Luckily for Smith, the Danish West Indies had long ago stopped beheading murderers. Instead, Hezekiah petitioned the King to reduce his punishment to a life sentence. Instead of waiting for the pardon to arrive, he picked the lock of his cell door at Fort Frederick (pictured above) with a nail and climbed over a fence to freedom. A warrant for his arrest was immediately issued but Hezekiah was nowhere to be found – even with the promise of a reward of 20 dollars.
A criminal carried to prison St. Croix.

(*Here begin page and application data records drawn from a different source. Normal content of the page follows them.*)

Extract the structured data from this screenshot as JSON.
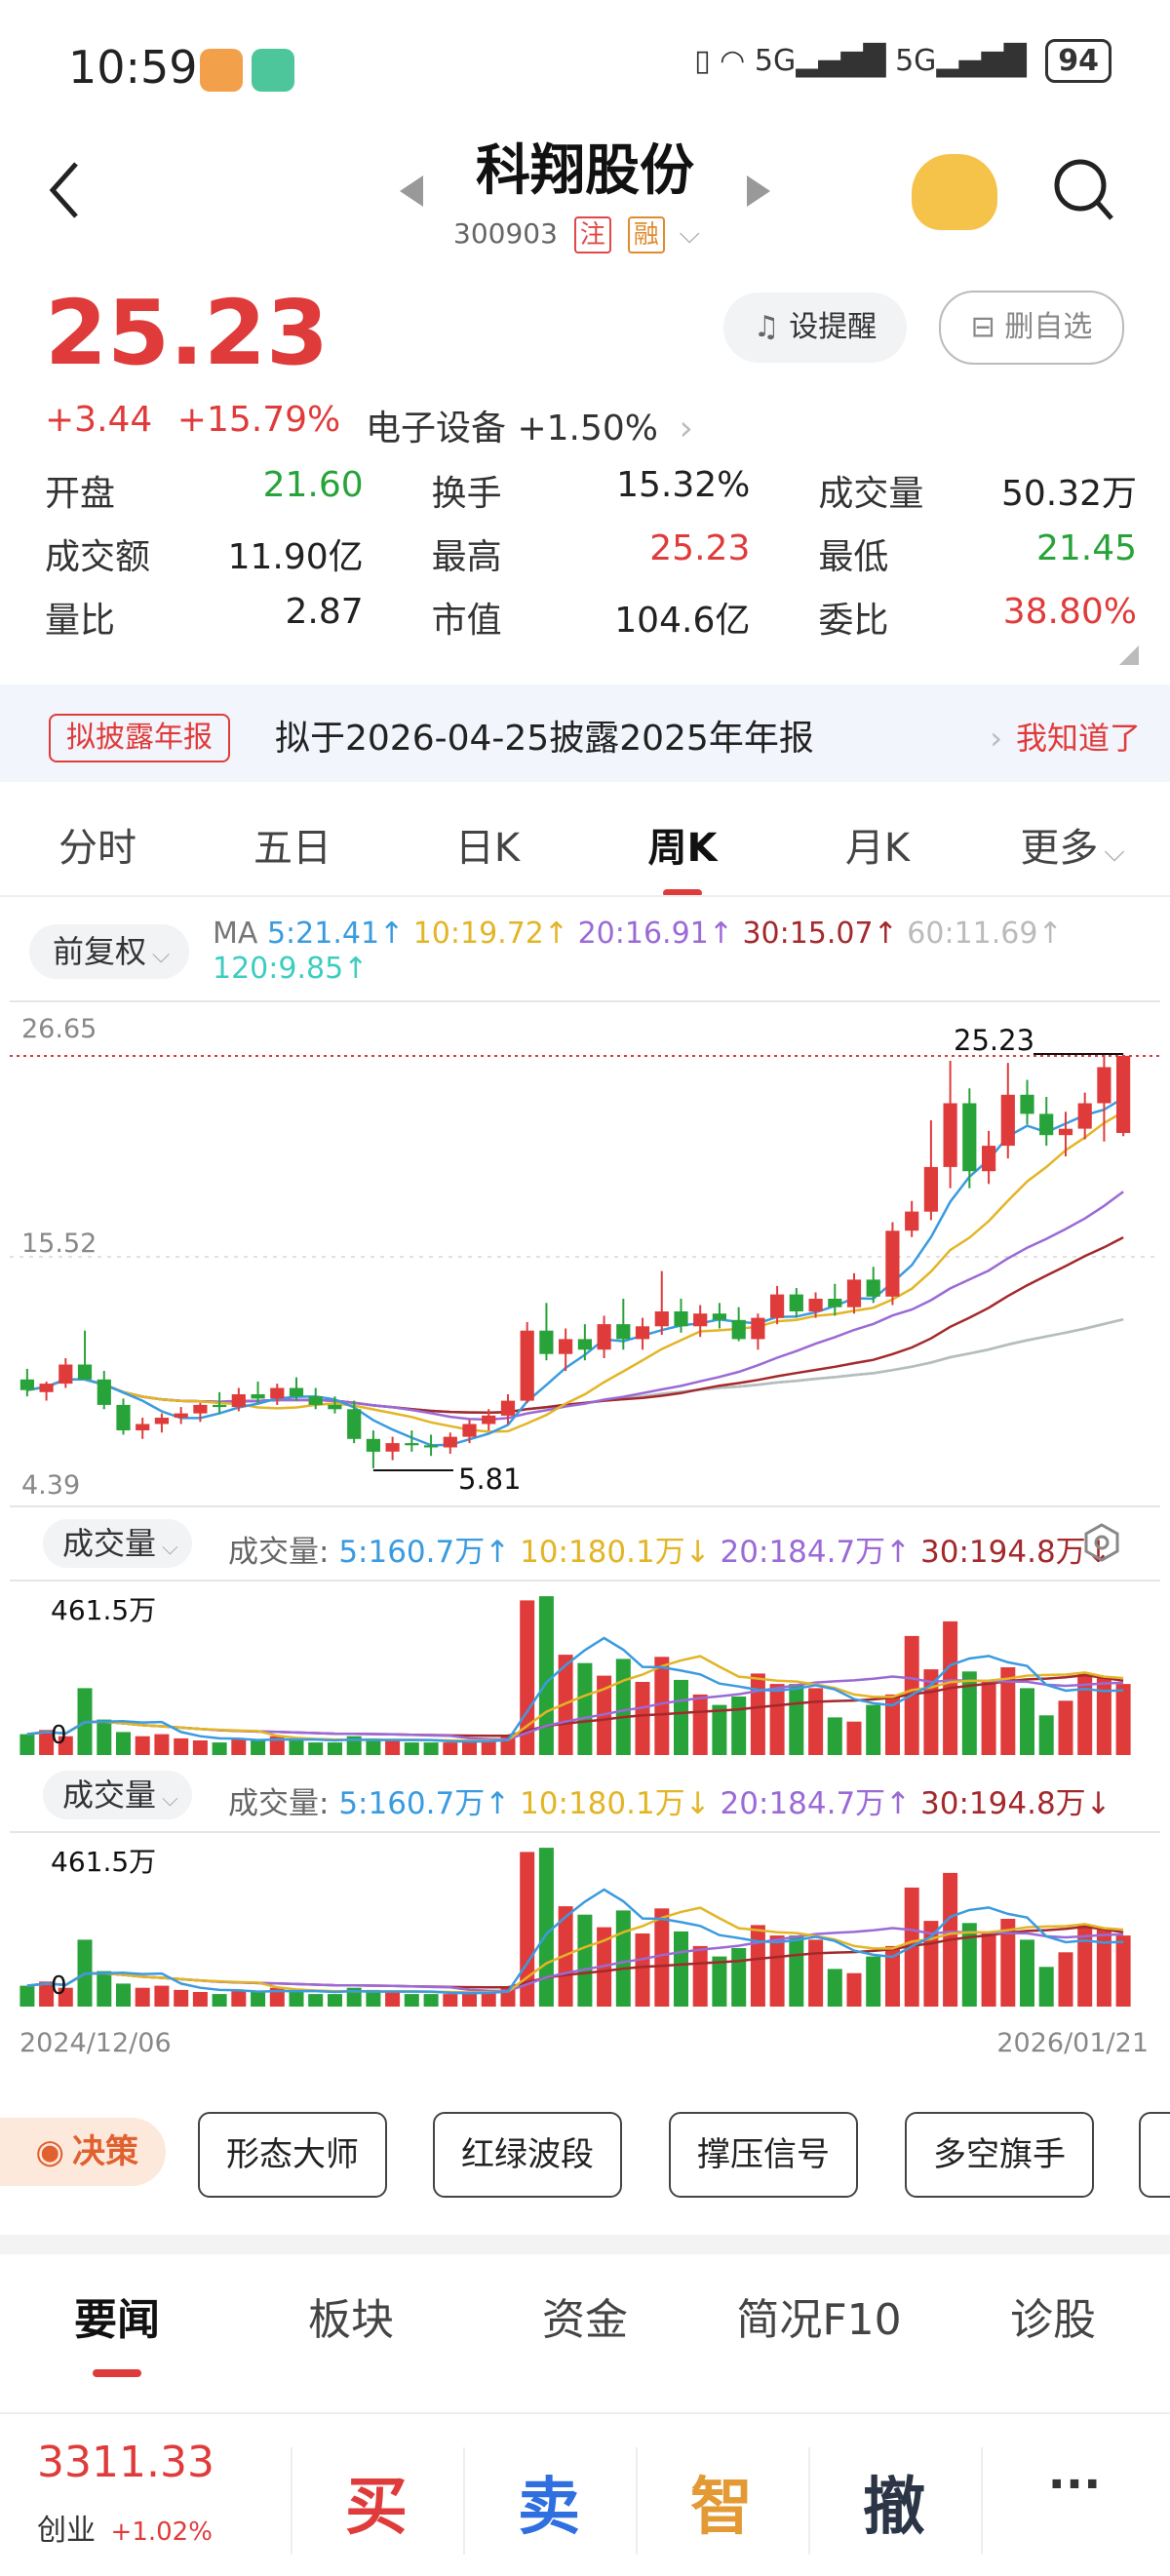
{
  "status_bar": {
    "time": "10:59",
    "network": "5G",
    "network2": "5G",
    "battery": "94"
  },
  "header": {
    "title": "科翔股份",
    "code": "300903",
    "tag1": "注",
    "tag2": "融"
  },
  "quote": {
    "price": "25.23",
    "change": "+3.44",
    "change_pct": "+15.79%",
    "sector": "电子设备 +1.50%",
    "alert_btn": "设提醒",
    "remove_btn": "删自选"
  },
  "stats": [
    [
      {
        "k": "开盘",
        "v": "21.60",
        "c": "green"
      },
      {
        "k": "换手",
        "v": "15.32%",
        "c": ""
      },
      {
        "k": "成交量",
        "v": "50.32万",
        "c": ""
      }
    ],
    [
      {
        "k": "成交额",
        "v": "11.90亿",
        "c": ""
      },
      {
        "k": "最高",
        "v": "25.23",
        "c": "red"
      },
      {
        "k": "最低",
        "v": "21.45",
        "c": "green"
      }
    ],
    [
      {
        "k": "量比",
        "v": "2.87",
        "c": ""
      },
      {
        "k": "市值",
        "v": "104.6亿",
        "c": ""
      },
      {
        "k": "委比",
        "v": "38.80%",
        "c": "red"
      }
    ]
  ],
  "notice": {
    "badge": "拟披露年报",
    "text": "拟于2026-04-25披露2025年年报",
    "action": "我知道了"
  },
  "chart_tabs": [
    "分时",
    "五日",
    "日K",
    "周K",
    "月K",
    "更多"
  ],
  "chart_tab_active": 3,
  "adjust": "前复权",
  "ma": {
    "label": "MA",
    "ma5": "5:21.41↑",
    "ma10": "10:19.72↑",
    "ma20": "20:16.91↑",
    "ma30": "30:15.07↑",
    "ma60": "60:11.69↑",
    "ma120": "120:9.85↑",
    "colors": {
      "ma5": "#3a9be0",
      "ma10": "#e3b526",
      "ma20": "#9b6ad6",
      "ma30": "#a4292c",
      "ma60": "#bbbbbb",
      "ma120": "#3ccdc0"
    }
  },
  "kline_axis": {
    "top": "26.65",
    "mid": "15.52",
    "bottom": "4.39",
    "high_label": "25.23",
    "low_label": "5.81"
  },
  "volume_panels": [
    {
      "selector": "成交量",
      "label": "成交量:",
      "v5": "5:160.7万↑",
      "v10": "10:180.1万↓",
      "v20": "20:184.7万↑",
      "v30": "30:194.8万↓",
      "max": "461.5万",
      "zero": "0"
    },
    {
      "selector": "成交量",
      "label": "成交量:",
      "v5": "5:160.7万↑",
      "v10": "10:180.1万↓",
      "v20": "20:184.7万↑",
      "v30": "30:194.8万↓",
      "max": "461.5万",
      "zero": "0"
    }
  ],
  "date_range": {
    "start": "2024/12/06",
    "end": "2026/01/21"
  },
  "strategy": {
    "title": "决策",
    "buttons": [
      "形态大师",
      "红绿波段",
      "撑压信号",
      "多空旗手"
    ]
  },
  "news_tabs": [
    "要闻",
    "板块",
    "资金",
    "简况F10",
    "诊股"
  ],
  "bottom": {
    "index_value": "3311.33",
    "index_name": "创业",
    "index_change": "+1.02%",
    "buy": "买",
    "sell": "卖",
    "smart": "智",
    "cancel": "撤",
    "more": "···"
  },
  "chart_data": {
    "type": "candlestick",
    "period": "weekly",
    "x_range": [
      "2024/12/06",
      "2026/01/21"
    ],
    "y_range": [
      4.39,
      26.65
    ],
    "ohlc": [
      [
        10.0,
        10.5,
        9.2,
        9.5
      ],
      [
        9.4,
        9.9,
        9.0,
        9.8
      ],
      [
        9.8,
        11.0,
        9.6,
        10.7
      ],
      [
        10.7,
        12.3,
        10.3,
        10.0
      ],
      [
        10.0,
        10.4,
        8.6,
        8.8
      ],
      [
        8.8,
        9.1,
        7.4,
        7.6
      ],
      [
        7.6,
        8.2,
        7.2,
        7.9
      ],
      [
        7.9,
        8.4,
        7.5,
        8.2
      ],
      [
        8.2,
        8.7,
        7.9,
        8.4
      ],
      [
        8.4,
        8.9,
        8.0,
        8.8
      ],
      [
        8.8,
        9.4,
        8.4,
        8.7
      ],
      [
        8.7,
        9.6,
        8.5,
        9.3
      ],
      [
        9.3,
        9.9,
        8.9,
        9.1
      ],
      [
        9.1,
        9.8,
        8.8,
        9.6
      ],
      [
        9.6,
        10.1,
        9.0,
        9.2
      ],
      [
        9.2,
        9.6,
        8.6,
        8.8
      ],
      [
        8.8,
        9.2,
        8.4,
        8.6
      ],
      [
        8.6,
        9.0,
        7.0,
        7.2
      ],
      [
        7.2,
        7.6,
        5.81,
        6.6
      ],
      [
        6.6,
        7.3,
        6.2,
        7.0
      ],
      [
        7.0,
        7.6,
        6.6,
        6.9
      ],
      [
        6.9,
        7.4,
        6.4,
        6.8
      ],
      [
        6.8,
        7.5,
        6.5,
        7.3
      ],
      [
        7.3,
        8.1,
        7.0,
        7.9
      ],
      [
        7.9,
        8.6,
        7.6,
        8.3
      ],
      [
        8.3,
        9.3,
        7.9,
        9.0
      ],
      [
        9.0,
        12.7,
        8.9,
        12.3
      ],
      [
        12.3,
        13.6,
        10.9,
        11.2
      ],
      [
        11.2,
        12.4,
        10.4,
        11.9
      ],
      [
        11.9,
        12.6,
        10.9,
        11.4
      ],
      [
        11.4,
        13.0,
        11.0,
        12.6
      ],
      [
        12.6,
        13.8,
        11.4,
        11.9
      ],
      [
        11.9,
        12.9,
        11.4,
        12.5
      ],
      [
        12.5,
        15.1,
        12.1,
        13.2
      ],
      [
        13.2,
        13.8,
        12.2,
        12.5
      ],
      [
        12.5,
        13.5,
        12.0,
        13.1
      ],
      [
        13.1,
        13.6,
        12.4,
        12.8
      ],
      [
        12.8,
        13.4,
        11.8,
        11.9
      ],
      [
        11.9,
        13.1,
        11.4,
        12.9
      ],
      [
        12.9,
        14.4,
        12.6,
        14.0
      ],
      [
        14.0,
        14.3,
        12.9,
        13.2
      ],
      [
        13.2,
        14.1,
        12.9,
        13.8
      ],
      [
        13.8,
        14.5,
        13.0,
        13.4
      ],
      [
        13.4,
        15.0,
        13.1,
        14.7
      ],
      [
        14.7,
        15.3,
        13.6,
        13.9
      ],
      [
        13.9,
        17.4,
        13.5,
        17.0
      ],
      [
        17.0,
        18.4,
        16.7,
        17.9
      ],
      [
        17.9,
        22.2,
        17.5,
        20.0
      ],
      [
        20.0,
        25.0,
        19.0,
        23.0
      ],
      [
        23.0,
        23.7,
        19.0,
        19.8
      ],
      [
        19.8,
        21.7,
        19.2,
        21.0
      ],
      [
        21.0,
        24.9,
        20.4,
        23.4
      ],
      [
        23.4,
        24.1,
        22.0,
        22.5
      ],
      [
        22.5,
        23.3,
        21.0,
        21.5
      ],
      [
        21.5,
        22.6,
        20.5,
        21.8
      ],
      [
        21.8,
        23.5,
        21.3,
        23.0
      ],
      [
        23.0,
        25.3,
        21.2,
        24.7
      ],
      [
        21.6,
        25.23,
        21.45,
        25.23
      ]
    ],
    "volume": [
      1.0,
      1.2,
      0.9,
      3.2,
      1.7,
      1.1,
      0.9,
      1.0,
      0.8,
      0.7,
      0.6,
      0.8,
      0.7,
      0.9,
      0.7,
      0.6,
      0.6,
      0.9,
      0.8,
      0.7,
      0.6,
      0.6,
      0.6,
      0.7,
      0.8,
      0.9,
      7.4,
      7.6,
      4.8,
      4.4,
      3.8,
      4.6,
      3.5,
      4.7,
      3.6,
      2.9,
      2.4,
      2.8,
      3.9,
      3.4,
      3.4,
      3.2,
      1.8,
      1.6,
      2.4,
      2.9,
      5.7,
      4.1,
      6.4,
      4.0,
      3.5,
      4.2,
      3.2,
      1.9,
      2.6,
      3.9,
      3.7,
      3.4
    ],
    "volume_unit": "万(×100)"
  }
}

Hezekiah stole a rowboat and went to sea with a bottle of water and six coconuts. Nine days later he reached Puerto Rico where he found work as a day laborer on the docks. After some time, Hezekiah signed on an American schooner bound for Baltimore where he went ashore and found a new girlfriend. 

This relationship was not perfect either. In January 1908, Hezekiah was arrested and accused of murdering his new girlfriend, Minnie Smith. When the prison authorities recognized Hezekiah as the notorious murderer from St. Croix, he was extradited to Horsens State Penitentiary in Denmark.

During Hezekiah's first years in prison he was a restless prisoner. On several occasions he had to be punished. But after several years of good behavior, the warden recommended him for a pardon. By now (1919) the Danish West Indies had been transferred to the U.S., and the American authorities would not take Hezekiah back under any circumstances. And since Hezekiah had not requested to keep his Danish citizenship, he was now stateless. This cost him an additional four years in Horsens.
The Danish West Indies, consisting of St. Croix, St. Thomas, and St. John, were transferred to the United States in 1917.
Finally, on September 5th, 1923, King Christian X pardoned Hezekiah and the prison authorities came up with a creative solution for getting rid of him when they put Hezekiah on a Polish schooner bound for Trinidad. He was never heard from again.